Uh... miscellaneous thoughts:
Get a screen protector. Tempered glass. Feels nice to the touch.
Haven't run out of battery once yet, even playing Zelda for 2+ hours handheld (I use about half brightness on any of my electronics, and on it this Switch screen still works well outside, unless in direct mid-day sun). Batteyr lasts longer on indie games or things that aren't Zelda.
Switch gets warmer when docked and playing, but it's never harmed itself or felt dangerously hot to me. As a handheld, not even Zelda heats it up that I've noticed, except that one spot behind the kickstand where the case is thinnest.
Not sure how helpful this review is, but I do know I'm loving my new game system, and if you get it for MSRP, I highly recommend trying some of these games. Here's looking forward to more games than either Wii U or 3DS had, since as I understand it they're now the same department in Nintendo.
TL;DR version: Loving it. Imperfect console, but the early hardware glitches seem ironed out. Room for improvement in future revisions, but I'm left wondering why no one built a first-party portable console like this long ago. I hope everybody makes portable versions of their systems as at least an option in the future.
Update July 12 2017: Found out that the Joycons have a little recessed power button right where they slide in to the grip or tablet. If one of your Joycons suddenly isn't responding or even lighting up when you press its buttons, give this little button a press to check that it's not just somehow been turned off. Happened to me by accident, storing the Switch as a handheld with one Joycon on the bottom.
Update August 25, 2017: It has now been on vacation with me as a handheld, starting the day Sonic Mania came out. Its battery life is pretty dang good with sprite-based games like Sonic: battery lasted 5 hours before arriving at the vacation house and plugging it in at 36%. Wi-Fi in the vacation house was weak on my phone and laptop, and was rarely detected by the Switch- so do note, it's not the most powerful reciever, but if your wi-fi is at least 50% connection strength, it'll likely work just fine.

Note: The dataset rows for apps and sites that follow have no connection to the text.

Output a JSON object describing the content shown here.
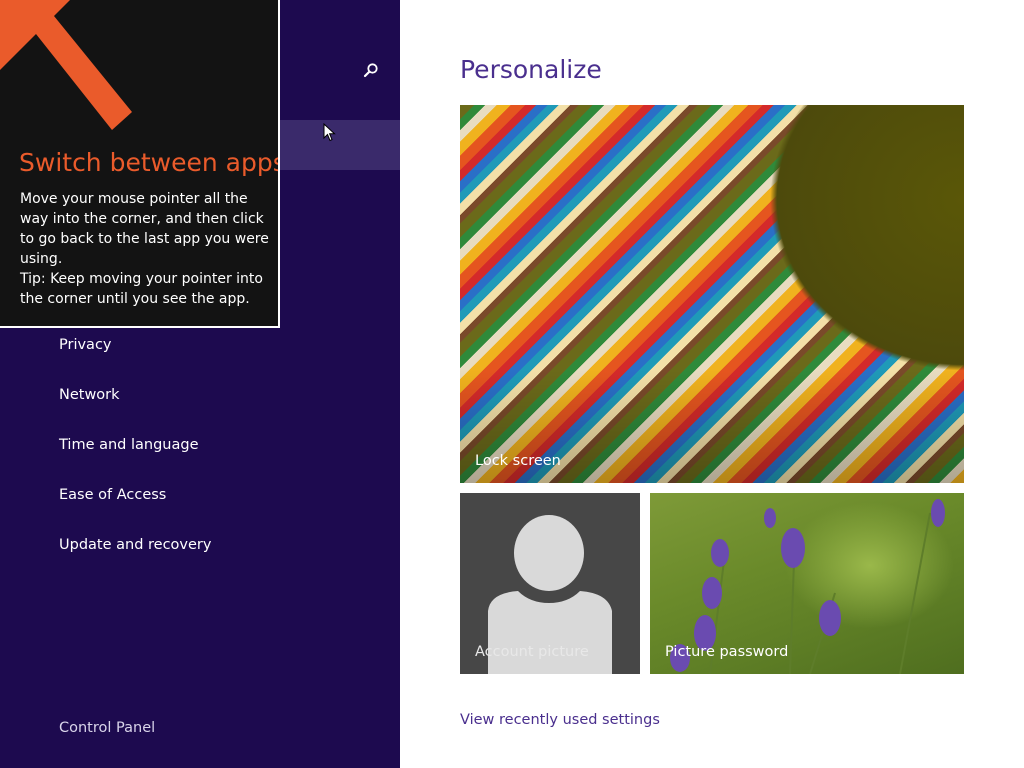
{
  "colors": {
    "nav_background": "#1d0a4f",
    "nav_selected": "#3a2a6b",
    "accent_purple": "#4a2f8e",
    "tip_background": "#131313",
    "tip_orange": "#ea5b2b"
  },
  "nav": {
    "search_icon": "search-icon",
    "items": [
      {
        "label": "Privacy"
      },
      {
        "label": "Network"
      },
      {
        "label": "Time and language"
      },
      {
        "label": "Ease of Access"
      },
      {
        "label": "Update and recovery"
      }
    ],
    "control_panel": "Control Panel"
  },
  "tip": {
    "arrow_icon": "arrow-up-left-icon",
    "title": "Switch between apps",
    "body": "Move your mouse pointer all the way into the corner, and then click to go back to the last app you were using.",
    "tip_text": "Tip: Keep moving your pointer into the corner until you see the app."
  },
  "main": {
    "title": "Personalize",
    "tiles": {
      "lock_screen": "Lock screen",
      "account_picture": "Account picture",
      "picture_password": "Picture password"
    },
    "view_recent": "View recently used settings"
  }
}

The high humidity of northern Wisconsin by the Great Lakes in the summer caused me some concern at first, but even under the load of Zelda, the moisture in the air didn't cause the system any problems.
I still don't see the need to buy a Pro controller, being a handheld kind of guy, but I still enjoy kicking back with the Joycons in front of the TV, grip or no. And if I want to watch TV while Link explores or Sonic & company collect things, it's still darn easy to do.

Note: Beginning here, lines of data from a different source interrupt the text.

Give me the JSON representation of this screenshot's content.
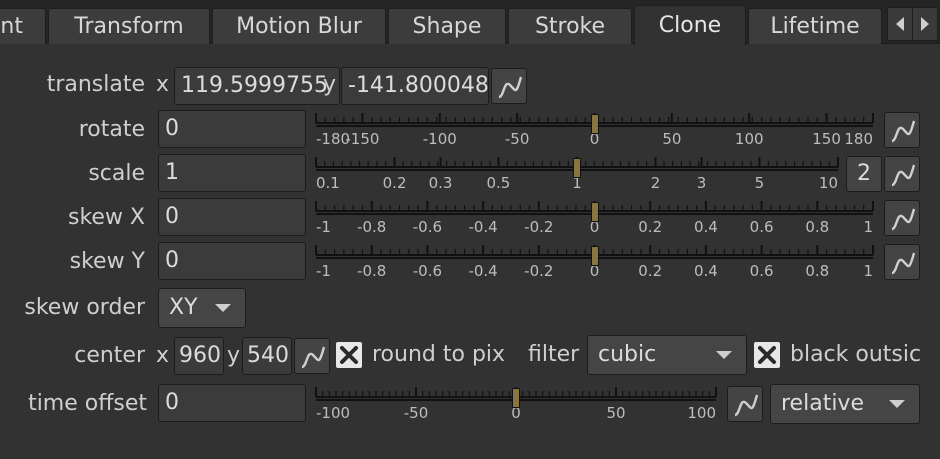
{
  "tabs": [
    {
      "label": "nt",
      "active": false
    },
    {
      "label": "Transform",
      "active": false
    },
    {
      "label": "Motion Blur",
      "active": false
    },
    {
      "label": "Shape",
      "active": false
    },
    {
      "label": "Stroke",
      "active": false
    },
    {
      "label": "Clone",
      "active": true
    },
    {
      "label": "Lifetime",
      "active": false
    }
  ],
  "translate": {
    "label": "translate",
    "x_label": "x",
    "x_value": "119.5999755",
    "y_label": "y",
    "y_value": "-141.800048"
  },
  "rotate": {
    "label": "rotate",
    "value": "0",
    "slider": {
      "min": -180,
      "max": 180,
      "value": 0,
      "ticks": [
        "-180",
        "-150",
        "-100",
        "-50",
        "0",
        "50",
        "100",
        "150",
        "180"
      ]
    }
  },
  "scale": {
    "label": "scale",
    "value": "1",
    "channels_button": "2",
    "slider": {
      "value": 1,
      "ticks": [
        "0.1",
        "0.2",
        "0.3",
        "0.5",
        "1",
        "2",
        "3",
        "5",
        "10"
      ]
    }
  },
  "skew_x": {
    "label": "skew X",
    "value": "0",
    "slider": {
      "min": -1,
      "max": 1,
      "value": 0,
      "ticks": [
        "-1",
        "-0.8",
        "-0.6",
        "-0.4",
        "-0.2",
        "0",
        "0.2",
        "0.4",
        "0.6",
        "0.8",
        "1"
      ]
    }
  },
  "skew_y": {
    "label": "skew Y",
    "value": "0",
    "slider": {
      "min": -1,
      "max": 1,
      "value": 0,
      "ticks": [
        "-1",
        "-0.8",
        "-0.6",
        "-0.4",
        "-0.2",
        "0",
        "0.2",
        "0.4",
        "0.6",
        "0.8",
        "1"
      ]
    }
  },
  "skew_order": {
    "label": "skew order",
    "value": "XY"
  },
  "center": {
    "label": "center",
    "x_label": "x",
    "x_value": "960",
    "y_label": "y",
    "y_value": "540"
  },
  "round_to_pixel": {
    "label": "round to pix",
    "checked": true
  },
  "filter": {
    "label": "filter",
    "value": "cubic"
  },
  "black_outside": {
    "label": "black outsic",
    "checked": true
  },
  "time_offset": {
    "label": "time offset",
    "value": "0",
    "mode": "relative",
    "slider": {
      "min": -100,
      "max": 100,
      "value": 0,
      "ticks": [
        "-100",
        "-50",
        "0",
        "50",
        "100"
      ]
    }
  },
  "colors": {
    "panel": "#323232",
    "field": "#3b3b3b",
    "handle": "#8a7440",
    "checkbox": "#e8e8e8"
  }
}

I can't speak for others, of course, but the hardware is holding up well with no blemishes or damage- and that's with several quick play sessions daily, in and out of pocket, detaching and reattaching Joycons.
Update, June 1 2018: Still having fun with this. Mario Odyssey, Mario Kart 8, etc. are nice, but so is the indie scene. The e-shop is "basic" to be extraordinarily kind about the interface, and the vast majority of improvements from system updates have been under the hood and not consumer-facing, but I'm happy we'll be seeing cloud save backups soon. The Switch still looks new, and I play it both in and out of the dock daily. It has no carrying case, just the screen protector, and I take the Joycons off it and put them in another pocket of my pants or bag when taking it out and about. Battery life is still as stong as it ever was. (Read above- not saying it's long battery life, but no worse than it was when new.) I still love my 3DS, but even aside from one of my 3DS's buttons being broken, I don't feel the urge to play it as much anymore, with this thing around. To quote somebody else, "As a console, the hardware can't match the competition, but as a handheld, it is basically god."